“I think it’s got to come to a point where we’ve got to try and get back to some sort of normality.

“Paul is ripping his hair out; he’s at the end of his tether.”

Community care services could be rationed in England

Care services in the community could be rationed amid the spread of Omicron, which is causing staff absences in England’s public services to rocket.

Nicola Slawson 

Choices will need to be made about what services can and cannot be covered, according to Patricia Marquis, the England director of the Royal College of Nursing.

“Services are already really stretched and it won’t take a lot – either further staff absences or increasing numbers of patients needing to be seen because the hospitals are full – to really push the services over the edge,” she said.

Marquis predicts that as services begin to reopen after Christmas, it will become clearer how much more pressure they are facing.

Community nursing is a particular area of concern and those services could end up being rationed, Marquis said. “Everyone automatically thinks about hospitals, but staff shortages aren’t just affecting hospitals. Limiting the number of community services that are available will possibly need to be considered.”

Stephen T Chandler, president of the Association of Directors of Adult Social Services, also warned that social care provided in people’s homes could be badly hit by the Omicron wave.

“In some places, people are having to wait longer to be discharged from hospital or may be waiting longer for people to come out and assess them. In some instances, it will result in some services being unavailable in the short term and that’s what we mean by rationing,” he said.

A day care facility in Oxfordshire has already had to temporarily close due to staff shortages, he said. Homecare is likely to be badly affected, as it is harder to redeploy staff.

“The best-case scenario would be a stranger would come into your home who is not familiar with your care and the worst case is the number of visits having to be reduced,” he said.

Chandler said care provided in the community plays a crucial role in protecting the NHS as it can reduce the number of people visiting hospital. “This is why it is so critical that you don’t have anything happening that would risk that,” he said.

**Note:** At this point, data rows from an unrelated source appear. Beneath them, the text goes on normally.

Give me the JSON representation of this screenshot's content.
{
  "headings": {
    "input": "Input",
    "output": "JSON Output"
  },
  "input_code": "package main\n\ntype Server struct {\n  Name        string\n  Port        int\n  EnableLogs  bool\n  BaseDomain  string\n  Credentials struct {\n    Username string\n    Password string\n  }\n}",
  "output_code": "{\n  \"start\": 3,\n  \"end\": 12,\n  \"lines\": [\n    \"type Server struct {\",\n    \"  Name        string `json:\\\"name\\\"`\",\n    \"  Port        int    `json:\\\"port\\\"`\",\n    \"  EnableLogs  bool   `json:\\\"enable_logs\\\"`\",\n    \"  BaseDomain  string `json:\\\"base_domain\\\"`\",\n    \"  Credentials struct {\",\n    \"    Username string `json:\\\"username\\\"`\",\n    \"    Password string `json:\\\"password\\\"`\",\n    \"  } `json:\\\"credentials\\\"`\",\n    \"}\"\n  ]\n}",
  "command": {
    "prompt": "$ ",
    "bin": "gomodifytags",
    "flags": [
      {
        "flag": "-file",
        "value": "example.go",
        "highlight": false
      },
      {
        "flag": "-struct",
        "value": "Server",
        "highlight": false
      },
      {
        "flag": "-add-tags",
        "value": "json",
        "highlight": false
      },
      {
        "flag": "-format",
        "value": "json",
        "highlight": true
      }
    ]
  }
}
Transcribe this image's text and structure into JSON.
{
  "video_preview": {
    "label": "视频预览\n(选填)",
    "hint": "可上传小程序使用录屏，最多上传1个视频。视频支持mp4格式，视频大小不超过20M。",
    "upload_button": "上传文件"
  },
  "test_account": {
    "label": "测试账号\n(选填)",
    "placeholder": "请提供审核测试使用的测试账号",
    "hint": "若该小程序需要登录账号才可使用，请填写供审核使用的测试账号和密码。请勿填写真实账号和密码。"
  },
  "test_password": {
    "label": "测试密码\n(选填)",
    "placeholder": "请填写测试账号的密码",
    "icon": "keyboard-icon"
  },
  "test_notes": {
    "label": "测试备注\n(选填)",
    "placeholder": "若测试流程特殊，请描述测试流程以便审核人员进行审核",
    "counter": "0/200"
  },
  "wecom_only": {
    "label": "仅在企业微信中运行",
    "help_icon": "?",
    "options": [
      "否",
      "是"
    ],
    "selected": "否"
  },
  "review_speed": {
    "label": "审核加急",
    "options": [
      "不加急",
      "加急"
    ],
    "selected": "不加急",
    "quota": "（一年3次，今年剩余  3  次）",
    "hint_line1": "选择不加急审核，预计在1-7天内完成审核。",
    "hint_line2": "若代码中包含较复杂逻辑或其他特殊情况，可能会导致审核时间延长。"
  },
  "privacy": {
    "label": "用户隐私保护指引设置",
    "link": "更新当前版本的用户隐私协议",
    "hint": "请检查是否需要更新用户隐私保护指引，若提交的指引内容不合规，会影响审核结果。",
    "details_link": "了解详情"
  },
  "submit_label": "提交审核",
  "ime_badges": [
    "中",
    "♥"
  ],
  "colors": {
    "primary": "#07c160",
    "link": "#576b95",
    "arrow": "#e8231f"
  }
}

Meanwhile, Dr Chaand Nagpaul, chair of the council of the British Medical Association, warned that GPs are being hit by staff shortages and said the government’s focus solely on hospitalisation data when making decisions about further Covid restrictions was shortsighted.

Nagpaul said: “To me the elephant in the room is the alarming levels of NHS staff shortages, and hospital data do not include general practice, which is being impacted significantly.”

The BMA has been told that large numbers of appointments are being cancelled as a result. “We’re also seeing cancellation of clinics for blood tests, for example where nurses are off sick. Reception staff are also going off sick, which means phones are going unanswered.”

When people can’t get GP appointments, A&E visits usually increase, so there is a knock-on effect on hospitals. “The government’s focus purely on hospital absence and Omicron hospitalisation is missing the larger picture of the impact on general practice, which is for patients that first point of contact.”

Public transport also continues to experience pressure due to Covid-related staff shortages. The Rail Delivery Group, the British rail industry membership body, said that on Monday 6.8% of trains were cancelled, up from an average of 5.4% in the seven days to Friday 24 December. The annual average of cancellations is 2.9%.

A spokesperson said: “Our staff are working in difficult circumstances and, like everyone else, they are susceptible to the virus.”

Waste collection services also continue to be disrupted in some areas of the country, with Basingstoke and Deane borough council having had to announce on Christmas Eve that some collections may not take place owing to Covid-related staffing issues.

Bin collections for Cambridge and South Cambridgeshire between Christmas and the new year also had to be revised, with some collection dates delayed by five days.

Green bin collections in the area were suspended from 13 December due to the number of absent drivers and loaders, particularly due to Covid-19 or self-isolation, the Greater Cambridge Shared Waste Service said, with rounds not due to return to normal before 24 January.